Introduction: Accumulating evidence showed that a large number of microRNAs (miRNAs) are abnormally expressed in lung cancer tissues and play critical roles in cancer development and progression. The aim of this study is to identify the differentially expressed miRNAs (DEMs) between non-small cell lung cancer (NSCLC) and normal lung tissues, and evaluate the prognostic value and potential target gene functional enrichment of the DEMs. Materials and Methods: We first downloaded the high-throughput miRNA data from The Cancer Genome Atlas Project (TCGA) database, and subsequently analyzed the data using bioinformatics analysis including limma package in R, Kaplan-Meier curve and Log-rank method, and several online analysis tools. Results: A total of 125 DEMs and 138 DEMs were respectively identified in lung adenocarcinoma (LUAD) tissues and lung squamous cell carcinoma (LUSC) tissues compared with their matched normal tissues. Moreover, we found that the prognostic function of the eight miRNAs (miR-375, miR-148a, miR-29b-1 and miR-584 for LUAD; miR-4746, miR-326, miR-93 and miR-671 for LUSC). Furthermore, the two four-miRNA signatures were constructed and found to be an independent prognostic factor for LUAD and LUSC patients, respectively. Additionally, our results indicated that the target genes of eight miRNAs may be involved in various pathways related to NSCLC, including PI3K-Akt, TGF-beta, FoxO, Ras, GPI-anchor biosynthesis and metabolic, Rap1, HIF-1 and proteasome. Conclusion: Overall, eight miRNAs were closely correlated with survival of NSCLC patients, and the constructed two four-miRNA signatures could be respectively used as prognostic markers in LUAD and LUSC patients.

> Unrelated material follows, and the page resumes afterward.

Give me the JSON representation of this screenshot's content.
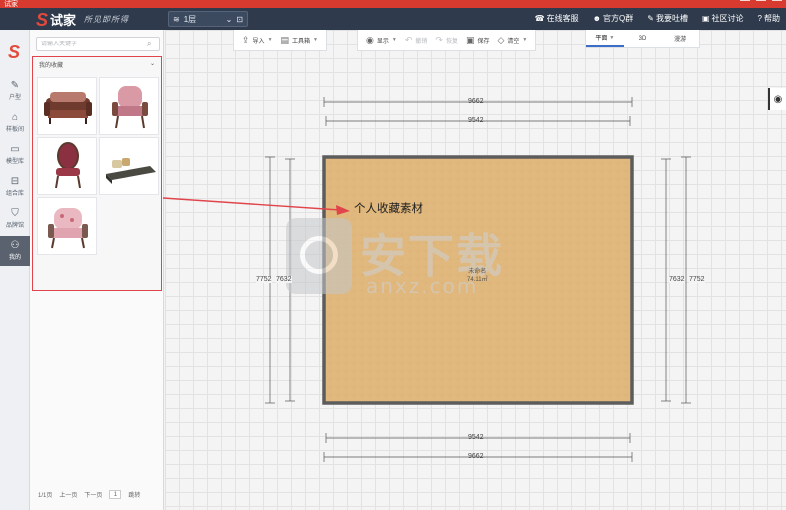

Keywords: MicroRNAs, Non-small cell lung cancer, Survival analysis, Prognostic value, Functional enrichment